- While there is no strict definition, a lupus flare is generally characterized by a measurable increase in disease activity based on serologies and clinical manifestations that is severe enough to warrant a change in therapy.
- An elevated ESR without a significant CRP elevation may be consistent with a lupus flare (though unreliable in those with ESRD).
- An exception to this is serositis, which may have an associated CRP increase. Without serositis, an high CRP in SLE should raise suspicion for infection.
- In patients with atypical lupus presentation, remember to evaluate for other possible causes (such as malignancy) before beginning treatment if they are clinically stable.
- Antimalarial drugs can cause visual impairment through corneal deposits (which are reversible) and retinopathy, which is the most feared complication of these medications and irreversible.
- Antimalarials can bind to melanin in the retinal epithelial layer and damage the rods and cods, leading to permanent vision loss
- This affects ~3-4% of patients on hydroxychloroquine over 10 years, and 10% of those on chloroquine, and the effect is related to cumulative dosing.
- Quinacrine is another antimalarial used for rheumatic diseases much less frequently because it has to be compounded and can cause skin yellowing over time. However, the skin changes are usually reversible and this drug does not cause ocular toxicity.
- There is a tendency for decreased clinical and serological SLE activity after onset of ESRD and initiation of HD among lupus patients, for reasons that are not yet known.
- Survival on HD for SLE patients is the same as for the general HD population and SLE patients do better with renal transplant that patients with several other rheumatic disease

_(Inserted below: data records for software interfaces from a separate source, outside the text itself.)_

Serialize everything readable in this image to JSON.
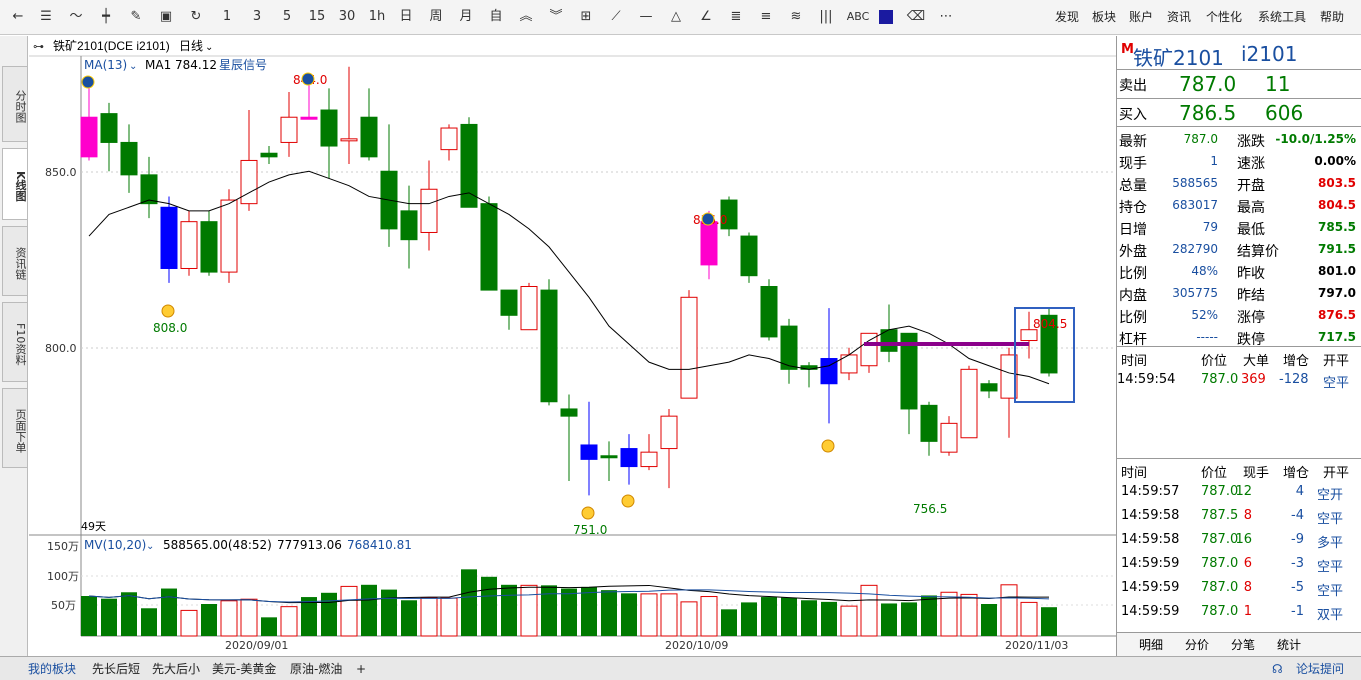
{
  "toolbar": {
    "icons": [
      "back-icon",
      "list-icon",
      "line-chart-icon",
      "candle-icon",
      "adjust-icon",
      "save-icon",
      "refresh-icon"
    ],
    "periods": [
      "1",
      "3",
      "5",
      "15",
      "30",
      "1h",
      "日",
      "周",
      "月",
      "自"
    ],
    "right_menu": [
      "发现",
      "板块",
      "账户",
      "资讯",
      "个性化",
      "系统工具",
      "帮助"
    ],
    "abc": "ABC"
  },
  "left_tabs": [
    "分时图",
    "K线图",
    "资讯链",
    "F10资料",
    "页面下单"
  ],
  "chart": {
    "title": "铁矿2101(DCE i2101)",
    "period": "日线",
    "ma_label": "MA(13)",
    "ma_value": "MA1 784.12",
    "signal": "星辰信号",
    "y_ticks": [
      "850.0",
      "800.0"
    ],
    "days": "49天",
    "low_labels": [
      "808.0",
      "751.0",
      "756.5"
    ],
    "high_labels": [
      "844.0",
      "836.0",
      "804.5"
    ],
    "vol_header": "MV(10,20)",
    "vol_values": [
      "588565.00(48:52)",
      "777913.06",
      "768410.81"
    ],
    "vol_ticks": [
      "150万",
      "100万",
      "50万"
    ],
    "x_dates": [
      "2020/09/01",
      "2020/10/09",
      "2020/11/03"
    ]
  },
  "chart_data": {
    "type": "candlestick",
    "candles": [
      [
        847,
        858,
        846,
        867,
        "m"
      ],
      [
        859,
        851,
        843,
        862,
        "g"
      ],
      [
        851,
        842,
        837,
        856,
        "g"
      ],
      [
        842,
        834,
        830,
        847,
        "g"
      ],
      [
        833,
        816,
        812,
        836,
        "b"
      ],
      [
        816,
        829,
        814,
        832,
        "r"
      ],
      [
        829,
        815,
        814,
        832,
        "g"
      ],
      [
        815,
        835,
        812,
        838,
        "r"
      ],
      [
        834,
        846,
        832,
        860,
        "r"
      ],
      [
        848,
        847,
        845,
        850,
        "g"
      ],
      [
        851,
        858,
        847,
        865,
        "r"
      ],
      [
        858,
        858,
        858,
        869,
        "m"
      ],
      [
        860,
        850,
        841,
        866,
        "g"
      ],
      [
        852,
        852,
        845,
        872,
        "r"
      ],
      [
        858,
        847,
        846,
        866,
        "g"
      ],
      [
        843,
        827,
        822,
        856,
        "g"
      ],
      [
        832,
        824,
        816,
        839,
        "g"
      ],
      [
        826,
        838,
        821,
        846,
        "r"
      ],
      [
        849,
        855,
        846,
        856,
        "r"
      ],
      [
        856,
        833,
        833,
        858,
        "g"
      ],
      [
        834,
        810,
        810,
        836,
        "g"
      ],
      [
        810,
        803,
        799,
        810,
        "g"
      ],
      [
        799,
        811,
        799,
        812,
        "r"
      ],
      [
        810,
        779,
        778,
        813,
        "g"
      ],
      [
        777,
        775,
        757,
        781,
        "g"
      ],
      [
        767,
        763,
        753,
        779,
        "b"
      ],
      [
        764,
        764,
        757,
        768,
        "g"
      ],
      [
        766,
        761,
        756,
        770,
        "b"
      ],
      [
        761,
        765,
        760,
        770,
        "r"
      ],
      [
        766,
        775,
        755,
        777,
        "r"
      ],
      [
        780,
        808,
        780,
        810,
        "r"
      ],
      [
        829,
        817,
        813,
        832,
        "m"
      ],
      [
        835,
        827,
        825,
        836,
        "g"
      ],
      [
        825,
        814,
        812,
        826,
        "g"
      ],
      [
        811,
        797,
        796,
        813,
        "g"
      ],
      [
        800,
        788,
        784,
        802,
        "g"
      ],
      [
        789,
        788,
        783,
        790,
        "g"
      ],
      [
        791,
        784,
        773,
        805,
        "b"
      ],
      [
        787,
        792,
        785,
        794,
        "r"
      ],
      [
        789,
        798,
        787,
        798,
        "r"
      ],
      [
        799,
        793,
        790,
        806,
        "g"
      ],
      [
        798,
        777,
        770,
        798,
        "g"
      ],
      [
        778,
        768,
        764,
        779,
        "g"
      ],
      [
        765,
        773,
        764,
        775,
        "r"
      ],
      [
        769,
        788,
        769,
        789,
        "r"
      ],
      [
        784,
        782,
        780,
        785,
        "g"
      ],
      [
        780,
        792,
        769,
        794,
        "r"
      ],
      [
        796,
        799,
        791,
        804,
        "r"
      ],
      [
        803,
        787,
        786,
        805,
        "g"
      ]
    ],
    "ma13": [
      825,
      831,
      833,
      835,
      834,
      832,
      832,
      834,
      837,
      840,
      842,
      843,
      841,
      839,
      836,
      835,
      834,
      834,
      836,
      837,
      834,
      831,
      827,
      822,
      815,
      808,
      800,
      795,
      790,
      788,
      788,
      789,
      790,
      792,
      791,
      789,
      788,
      789,
      792,
      796,
      799,
      800,
      798,
      795,
      791,
      789,
      787,
      786,
      784
    ],
    "volume": [
      75,
      70,
      82,
      52,
      89,
      48,
      60,
      66,
      69,
      35,
      55,
      73,
      81,
      93,
      96,
      87,
      67,
      72,
      71,
      125,
      111,
      96,
      95,
      95,
      89,
      92,
      86,
      80,
      79,
      79,
      64,
      74,
      50,
      63,
      73,
      72,
      67,
      64,
      56,
      95,
      61,
      63,
      76,
      82,
      78,
      60,
      96,
      63,
      54
    ],
    "vol_colors": [
      "g",
      "g",
      "g",
      "g",
      "g",
      "r",
      "g",
      "r",
      "r",
      "g",
      "r",
      "g",
      "g",
      "r",
      "g",
      "g",
      "g",
      "r",
      "r",
      "g",
      "g",
      "g",
      "r",
      "g",
      "g",
      "b",
      "g",
      "b",
      "r",
      "r",
      "r",
      "m",
      "g",
      "g",
      "g",
      "g",
      "g",
      "b",
      "r",
      "r",
      "g",
      "g",
      "g",
      "r",
      "r",
      "g",
      "r",
      "r",
      "g"
    ],
    "y_range": [
      742,
      875
    ],
    "vol_range": [
      0,
      150
    ]
  },
  "quote": {
    "symbol": "铁矿2101",
    "code": "i2101",
    "sell_label": "卖出",
    "sell_price": "787.0",
    "sell_vol": "11",
    "buy_label": "买入",
    "buy_price": "786.5",
    "buy_vol": "606",
    "left_stats": [
      [
        "最新",
        "787.0"
      ],
      [
        "现手",
        "1"
      ],
      [
        "总量",
        "588565"
      ],
      [
        "持仓",
        "683017"
      ],
      [
        "日增",
        "79"
      ],
      [
        "外盘",
        "282790"
      ],
      [
        "比例",
        "48%"
      ],
      [
        "内盘",
        "305775"
      ],
      [
        "比例",
        "52%"
      ],
      [
        "杠杆",
        "-----"
      ]
    ],
    "right_stats": [
      [
        "涨跌",
        "-10.0/1.25%"
      ],
      [
        "速涨",
        "0.00%"
      ],
      [
        "开盘",
        "803.5"
      ],
      [
        "最高",
        "804.5"
      ],
      [
        "最低",
        "785.5"
      ],
      [
        "结算价",
        "791.5"
      ],
      [
        "昨收",
        "801.0"
      ],
      [
        "昨结",
        "797.0"
      ],
      [
        "涨停",
        "876.5"
      ],
      [
        "跌停",
        "717.5"
      ]
    ]
  },
  "big_trades": {
    "headers": [
      "时间",
      "价位",
      "大单",
      "增仓",
      "开平"
    ],
    "rows": [
      [
        "14:59:54",
        "787.0",
        "369",
        "-128",
        "空平"
      ]
    ]
  },
  "ticks": {
    "headers": [
      "时间",
      "价位",
      "现手",
      "增仓",
      "开平"
    ],
    "rows": [
      [
        "14:59:57",
        "787.0",
        "12",
        "4",
        "空开"
      ],
      [
        "14:59:58",
        "787.5",
        "8",
        "-4",
        "空平"
      ],
      [
        "14:59:58",
        "787.0",
        "16",
        "-9",
        "多平"
      ],
      [
        "14:59:59",
        "787.0",
        "6",
        "-3",
        "空平"
      ],
      [
        "14:59:59",
        "787.0",
        "8",
        "-5",
        "空平"
      ],
      [
        "14:59:59",
        "787.0",
        "1",
        "-1",
        "双平"
      ]
    ]
  },
  "right_bottom_tabs": [
    "明细",
    "分价",
    "分笔",
    "统计"
  ],
  "bottom_tabs": [
    "我的板块",
    "先长后短",
    "先大后小",
    "美元-美黄金",
    "原油-燃油",
    "+"
  ],
  "forum": "论坛提问",
  "colors": {
    "up": "#e00000",
    "down": "#007a00",
    "magenta": "#ff00cc",
    "blue": "#0000ff",
    "purple": "#8b008b"
  }
}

Mojcik CF, Klippel JH, End-stage renal disease and systemic lupus erythematosus. Am J Med. 199 Jul;10(1):100-7.